Dataset rows describing interfaces:

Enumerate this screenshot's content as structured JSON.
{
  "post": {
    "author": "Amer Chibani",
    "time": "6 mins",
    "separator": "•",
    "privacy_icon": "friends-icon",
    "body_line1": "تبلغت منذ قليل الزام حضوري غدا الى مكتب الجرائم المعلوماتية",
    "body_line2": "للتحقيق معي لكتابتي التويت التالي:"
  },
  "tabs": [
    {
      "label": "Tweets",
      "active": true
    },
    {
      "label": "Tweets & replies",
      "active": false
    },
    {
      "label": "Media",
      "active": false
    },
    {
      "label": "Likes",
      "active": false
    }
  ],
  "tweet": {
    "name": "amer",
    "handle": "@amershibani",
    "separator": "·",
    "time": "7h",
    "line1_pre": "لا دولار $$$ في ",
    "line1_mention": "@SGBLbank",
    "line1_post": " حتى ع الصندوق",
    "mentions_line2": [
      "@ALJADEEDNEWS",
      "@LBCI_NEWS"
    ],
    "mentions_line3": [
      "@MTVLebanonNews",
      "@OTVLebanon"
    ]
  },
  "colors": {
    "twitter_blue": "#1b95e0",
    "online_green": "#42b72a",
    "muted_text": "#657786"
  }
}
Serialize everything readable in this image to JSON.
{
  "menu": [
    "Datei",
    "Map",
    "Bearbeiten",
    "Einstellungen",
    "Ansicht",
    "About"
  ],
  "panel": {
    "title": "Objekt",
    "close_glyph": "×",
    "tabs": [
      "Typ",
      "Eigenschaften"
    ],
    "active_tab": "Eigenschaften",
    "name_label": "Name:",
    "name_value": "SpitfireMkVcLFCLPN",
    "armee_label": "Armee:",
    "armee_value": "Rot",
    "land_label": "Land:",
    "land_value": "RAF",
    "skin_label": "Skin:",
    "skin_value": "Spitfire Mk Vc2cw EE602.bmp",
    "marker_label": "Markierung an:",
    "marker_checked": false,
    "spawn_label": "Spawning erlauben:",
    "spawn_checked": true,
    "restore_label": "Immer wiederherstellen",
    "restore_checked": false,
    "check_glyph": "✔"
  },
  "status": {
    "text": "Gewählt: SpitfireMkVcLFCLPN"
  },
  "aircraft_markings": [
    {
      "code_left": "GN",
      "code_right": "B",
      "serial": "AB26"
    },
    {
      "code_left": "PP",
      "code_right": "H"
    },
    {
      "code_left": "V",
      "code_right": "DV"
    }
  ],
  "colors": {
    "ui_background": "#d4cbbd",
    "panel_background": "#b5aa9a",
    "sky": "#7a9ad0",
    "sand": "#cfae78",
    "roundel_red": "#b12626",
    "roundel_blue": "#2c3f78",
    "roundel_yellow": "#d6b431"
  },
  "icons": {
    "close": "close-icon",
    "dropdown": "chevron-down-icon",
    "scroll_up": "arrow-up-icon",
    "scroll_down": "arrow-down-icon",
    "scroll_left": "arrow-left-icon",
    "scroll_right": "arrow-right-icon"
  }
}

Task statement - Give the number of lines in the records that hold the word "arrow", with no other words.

The answer - 4